» **WHAT NEEDS TO BE DONE**:
Could you find each line of the data below that contains the word "this" and copy those lines?

Page and application data records:
■ ■ ■ ■

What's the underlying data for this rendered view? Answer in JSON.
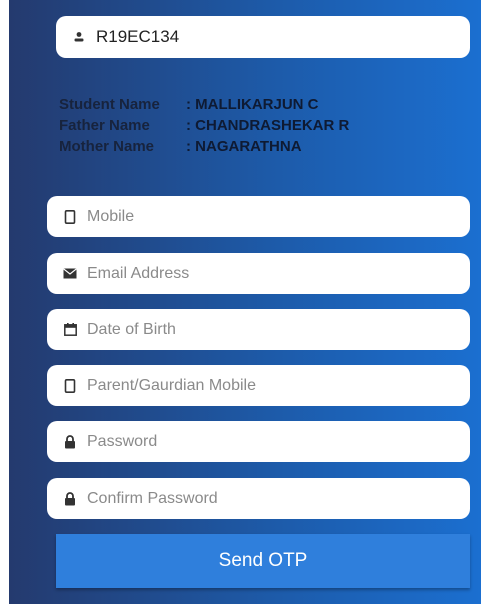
{
  "registration": {
    "value": "R19EC134",
    "icon": "user-icon"
  },
  "student_info": [
    {
      "label": "Student Name",
      "value": ": MALLIKARJUN C"
    },
    {
      "label": "Father Name",
      "value": ": CHANDRASHEKAR R"
    },
    {
      "label": "Mother Name",
      "value": ": NAGARATHNA"
    }
  ],
  "fields": {
    "mobile": {
      "placeholder": "Mobile",
      "icon": "mobile-icon"
    },
    "email": {
      "placeholder": "Email Address",
      "icon": "envelope-icon"
    },
    "dob": {
      "placeholder": "Date of Birth",
      "icon": "calendar-icon"
    },
    "parent_mobile": {
      "placeholder": "Parent/Gaurdian Mobile",
      "icon": "mobile-icon"
    },
    "password": {
      "placeholder": "Password",
      "icon": "lock-icon"
    },
    "confirm_password": {
      "placeholder": "Confirm Password",
      "icon": "lock-icon"
    }
  },
  "send_otp_label": "Send OTP",
  "colors": {
    "panel_start": "#243a6e",
    "panel_end": "#1b6fd0",
    "button": "#2f7fdc"
  }
}
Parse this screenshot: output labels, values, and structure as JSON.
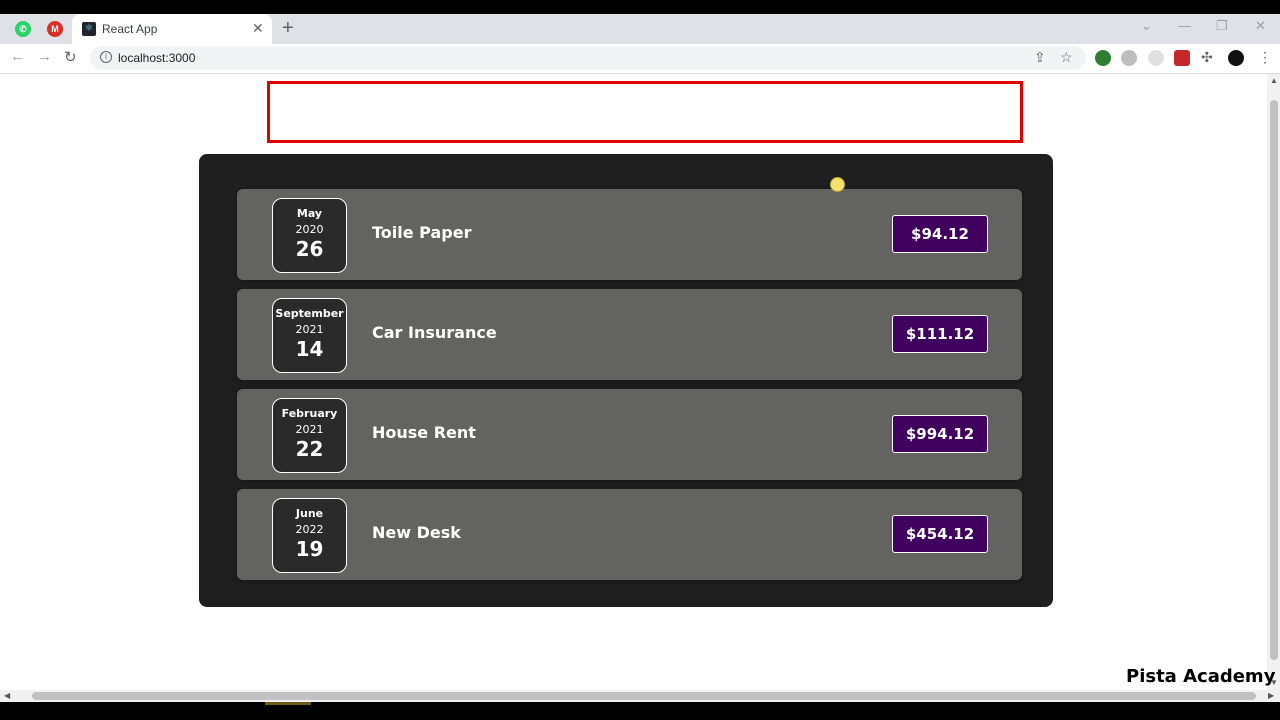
{
  "browser": {
    "tab_title": "React App",
    "url": "localhost:3000"
  },
  "expenses": [
    {
      "month": "May",
      "year": "2020",
      "day": "26",
      "title": "Toile Paper",
      "amount": "$94.12"
    },
    {
      "month": "September",
      "year": "2021",
      "day": "14",
      "title": "Car Insurance",
      "amount": "$111.12"
    },
    {
      "month": "February",
      "year": "2021",
      "day": "22",
      "title": "House Rent",
      "amount": "$994.12"
    },
    {
      "month": "June",
      "year": "2022",
      "day": "19",
      "title": "New Desk",
      "amount": "$454.12"
    }
  ],
  "watermark": "Pista Academy",
  "colors": {
    "container_bg": "#1f1f1f",
    "item_bg": "#636361",
    "price_bg": "#40005d",
    "highlight_border": "#e00000"
  }
}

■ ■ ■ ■

» **PROBLEM SOLUTION**:
What's the underlying data for this rendered view? Answer in JSON.
Parse this screenshot: output labels, values, and structure as JSON.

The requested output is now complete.